Website and app data records:

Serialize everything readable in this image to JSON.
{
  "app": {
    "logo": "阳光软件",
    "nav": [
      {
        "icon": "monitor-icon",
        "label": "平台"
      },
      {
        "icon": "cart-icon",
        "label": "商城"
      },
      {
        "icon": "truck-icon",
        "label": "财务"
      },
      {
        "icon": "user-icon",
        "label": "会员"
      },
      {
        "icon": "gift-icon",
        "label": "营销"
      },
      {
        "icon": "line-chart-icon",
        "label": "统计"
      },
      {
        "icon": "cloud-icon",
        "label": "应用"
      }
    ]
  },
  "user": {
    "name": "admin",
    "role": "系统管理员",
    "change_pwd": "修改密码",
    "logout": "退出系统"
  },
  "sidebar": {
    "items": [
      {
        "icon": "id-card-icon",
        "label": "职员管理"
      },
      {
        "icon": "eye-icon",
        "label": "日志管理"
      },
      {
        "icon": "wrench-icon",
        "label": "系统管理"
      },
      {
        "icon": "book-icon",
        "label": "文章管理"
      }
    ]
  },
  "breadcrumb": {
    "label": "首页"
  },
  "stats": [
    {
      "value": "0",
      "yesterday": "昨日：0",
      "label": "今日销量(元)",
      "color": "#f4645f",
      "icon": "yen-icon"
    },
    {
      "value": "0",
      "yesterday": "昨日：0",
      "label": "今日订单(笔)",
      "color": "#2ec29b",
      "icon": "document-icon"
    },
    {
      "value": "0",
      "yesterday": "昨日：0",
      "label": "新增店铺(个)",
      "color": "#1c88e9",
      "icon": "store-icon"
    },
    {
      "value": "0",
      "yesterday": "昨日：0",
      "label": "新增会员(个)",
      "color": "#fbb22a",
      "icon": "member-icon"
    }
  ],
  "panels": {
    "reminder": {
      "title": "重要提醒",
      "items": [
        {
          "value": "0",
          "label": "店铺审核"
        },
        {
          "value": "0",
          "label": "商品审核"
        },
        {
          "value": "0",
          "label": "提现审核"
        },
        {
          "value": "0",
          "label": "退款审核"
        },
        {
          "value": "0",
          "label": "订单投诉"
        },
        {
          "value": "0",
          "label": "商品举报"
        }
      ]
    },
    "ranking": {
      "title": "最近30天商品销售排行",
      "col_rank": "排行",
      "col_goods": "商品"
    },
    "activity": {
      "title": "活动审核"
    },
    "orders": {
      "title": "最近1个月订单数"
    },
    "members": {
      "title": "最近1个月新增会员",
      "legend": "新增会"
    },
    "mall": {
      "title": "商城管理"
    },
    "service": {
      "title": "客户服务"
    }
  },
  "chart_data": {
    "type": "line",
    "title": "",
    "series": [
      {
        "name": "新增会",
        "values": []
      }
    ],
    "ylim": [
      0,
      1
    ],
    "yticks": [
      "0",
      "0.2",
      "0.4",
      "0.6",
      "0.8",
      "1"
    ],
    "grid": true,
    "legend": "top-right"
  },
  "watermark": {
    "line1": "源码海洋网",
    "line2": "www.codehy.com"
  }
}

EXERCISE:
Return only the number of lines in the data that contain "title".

OUTPUT FOR THIS TASK:
8